Training stress in the absence of adequate recovery has been associated with a decrease in well-being and performance. Thus, there is potential for the high training and competition loads that elite English youth football players experience to have a negative effect on wellbeing and performance. The aim of the thesis was to assess the utility of well-being and physical performance assessments in managing the development of elite English youth football players. The first study (Chapter 4) examined the sensitivity of a subjective well-being questionnaire (WQ; developed ‘in-house’ by sport science practitioners at a category two academy and only taking < 30 s to complete), by comparing the player’s next day responses between two acute training bouts of varied duration; 15 mins (low load) compared to 90 mins (high load) high intensity intermittent exercise (Loughborough intermittent shuttle test, LIST). WQ items showed small to large deteriorations following the high load compared to low load (d=0.4-1.5, P=0.03-0.57). The ability of the WQ to differentiate between responses to high and low training loads indicated that this questionnaire could be used to detect training induced stress prior to training on a daily basis throughout the season. Other modes of monitoring assessment evaluated were either not sensitive to differentiate between high and low loads (countermovement jump; CMJ) or detected differences between high and low training load responses (HR indices) but lacked utility in detecting individual changes. The second study (Chapter 5) applied well-being and physical performance assessments to elite English youth football players during a high intensity, low volume pre-season training period. Trivial changes in perception of WQ items of sleep, recovery, appetite, fatigue, stress and muscle soreness were observed across weeks (P=0.35-0.93, 2 P =0.02-0.08) with no negative WQ responses evident. Internal training load was lower to a large extent in week 1 (P=<0.001, 2P η2P
=0.54) yet no differences in internal training load were evident across weeks two, three, four and five. Trivial to small associations (r=-0.21 to 0.19) between internal training load and WQ responses were observed.
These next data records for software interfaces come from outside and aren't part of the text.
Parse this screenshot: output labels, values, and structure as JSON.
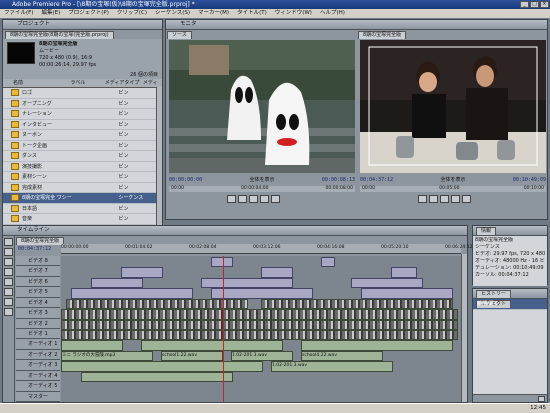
{
  "app": {
    "title": "Adobe Premiere Pro - [\\8期の宝塚(仮)\\8期の宝塚完全版.prproj] *"
  },
  "menu": [
    "ファイル(F)",
    "編集(E)",
    "プロジェクト(P)",
    "クリップ(C)",
    "シーケンス(S)",
    "マーカー(M)",
    "タイトル(T)",
    "ウィンドウ(W)",
    "ヘルプ(H)"
  ],
  "project": {
    "panel_title": "プロジェクト",
    "tab": "8期の宝塚完全版(8期の宝塚(完全版.prproj)",
    "clip_name": "8期の宝塚完全版",
    "clip_info": [
      "ムービー",
      "720 x 480 (0.9), 16:9",
      "00:00:26:14, 29.97 fps",
      "00:01:10:35 29.97 fps"
    ],
    "item_count": "26 個の項目",
    "columns": [
      "名前",
      "ラベル",
      "メディアタイプ",
      "メディ"
    ],
    "rows": [
      {
        "name": "ロゴ",
        "type": "ビン"
      },
      {
        "name": "オープニング",
        "type": "ビン"
      },
      {
        "name": "ナレーション",
        "type": "ビン"
      },
      {
        "name": "インタビュー",
        "type": "ビン"
      },
      {
        "name": "ヌーボン",
        "type": "ビン"
      },
      {
        "name": "トーク企画",
        "type": "ビン"
      },
      {
        "name": "ダンス",
        "type": "ビン"
      },
      {
        "name": "演技撮影",
        "type": "ビン"
      },
      {
        "name": "素材シーン",
        "type": "ビン"
      },
      {
        "name": "完成素材",
        "type": "ビン"
      },
      {
        "name": "8期の宝塚完全 ワシーケンス",
        "type": "シーケンス"
      },
      {
        "name": "日本語",
        "type": "ビン"
      },
      {
        "name": "音楽",
        "type": "ビン"
      },
      {
        "name": "効果音素材",
        "type": "ビン"
      },
      {
        "name": "写真",
        "type": "ビン"
      },
      {
        "name": "文字",
        "type": "ビン"
      },
      {
        "name": "未使用",
        "type": "ビン"
      }
    ]
  },
  "monitor": {
    "panel_title": "モニタ",
    "source_tab": "ソース",
    "program_tab": "8期の宝塚完全版",
    "source_tc_left": "00:00:00:00",
    "source_label": "全体を表示",
    "source_tc_right": "00:00:08:13",
    "program_tc_left": "00:04:37:12",
    "program_label": "全体を表示",
    "program_tc_right": "00:10:49:09",
    "ruler_left": [
      "00:00",
      "00:00:04:00",
      "00:00:08:00"
    ],
    "ruler_right": [
      "00:00",
      "00:05:00",
      "00:10:00"
    ]
  },
  "timeline": {
    "panel_title": "タイムライン",
    "tab": "8期の宝塚完全版",
    "current_tc": "00:04:37:12",
    "ruler": [
      "00:00:00:00",
      "00:01:04:02",
      "00:02:08:04",
      "00:03:12:06",
      "00:04:16:08",
      "00:05:20:10",
      "00:06:24:12"
    ],
    "video_tracks": [
      "ビデオ 8",
      "ビデオ 7",
      "ビデオ 6",
      "ビデオ 5",
      "ビデオ 4",
      "ビデオ 3",
      "ビデオ 2",
      "ビデオ 1"
    ],
    "audio_tracks": [
      "オーディオ 1",
      "オーディオ 2",
      "オーディオ 3",
      "オーディオ 4",
      "オーディオ 5",
      "マスター"
    ],
    "audio_clip_labels": [
      "ミニ ラジオの大冒険.mp3",
      "school1.22.wav",
      "1.02-201.3.wav",
      "school4.22.wav",
      "1.02-201.3.wav"
    ]
  },
  "info": {
    "tab": "情報",
    "tab2": "ヒストリー",
    "lines": [
      "8期の宝塚完全版",
      "シーケンス",
      "ビデオ: 29.97 fps, 720 x 480 (0.9)",
      "オーディオ: 48000 Hz - 16 ビット - ステレオ",
      "デュレーション: 00:10:49:09",
      "",
      "カーソル: 00:04:37:12",
      "",
      "開始: 00:00:00:00",
      "終了: 00:10:49:08"
    ],
    "history_tab": "ヒストリー",
    "effects_tab": "エフェクト",
    "history_item": "新規/開く"
  },
  "taskbar": {
    "clock": "12:45"
  },
  "colors": {
    "accent": "#1b2a70",
    "title_bar": "#183a7c",
    "playhead": "#d02020"
  }
}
Small to moderate improvements in aerobic performance were evident post training in comparison with pre training (P<0.001-0.53, d= 0.33 – 0.94) with a large to moderate improvement in submaximal HR measures (P<0.001 – 0.09; 2 P η2P
= 0.34 - 0.74) observed across the training weeks. Trivial to moderate impairments in neuromuscular performance were evident post training in comparison with pre training (P<0.001 – 0.21; d=0.17 – 1.00). Collectively, the preservation of well-being prior to each training session during a pre-season period and improvements in aspects of physical performance were indicative of a balance between stress and recovery. The third study (Chapter 6) examined player perceptions of well-being and physical performance across a season in Elite English youth football players. Increases in training exposure (P<0.05; 2 P η2P
=0.52) and moderate to large deteriorations in perceptions of well-being (motivation, sleep quality, recovery, appetite, fatigue, stress, muscle soreness P<0.05; 2 P η2P
=0.30-0.53) were evident as the season progressed. A large improvement in Yo-Yo intermittent recovery test performance (Yo-Yo IRT; P<0.05; 2 P η2P
=0.93) and a small to moderate impairment in neuromuscular performance (P>0.05; 2 P η2P
=0.18 - 0.48) was observed as the season progressed. These findings show an imbalance between stress and recovery in English elite youth football players even when players experienced lower training exposure than stipulated by the elite player performance plan (EPPP). In summary, this thesis highlights the potential utility of subjective well-being assessments to inform the management English elite youth football player development. Furthermore, it highlights the high training volumes that English elite youth players are exposed can potentially lead to an imbalance between stress and recovery.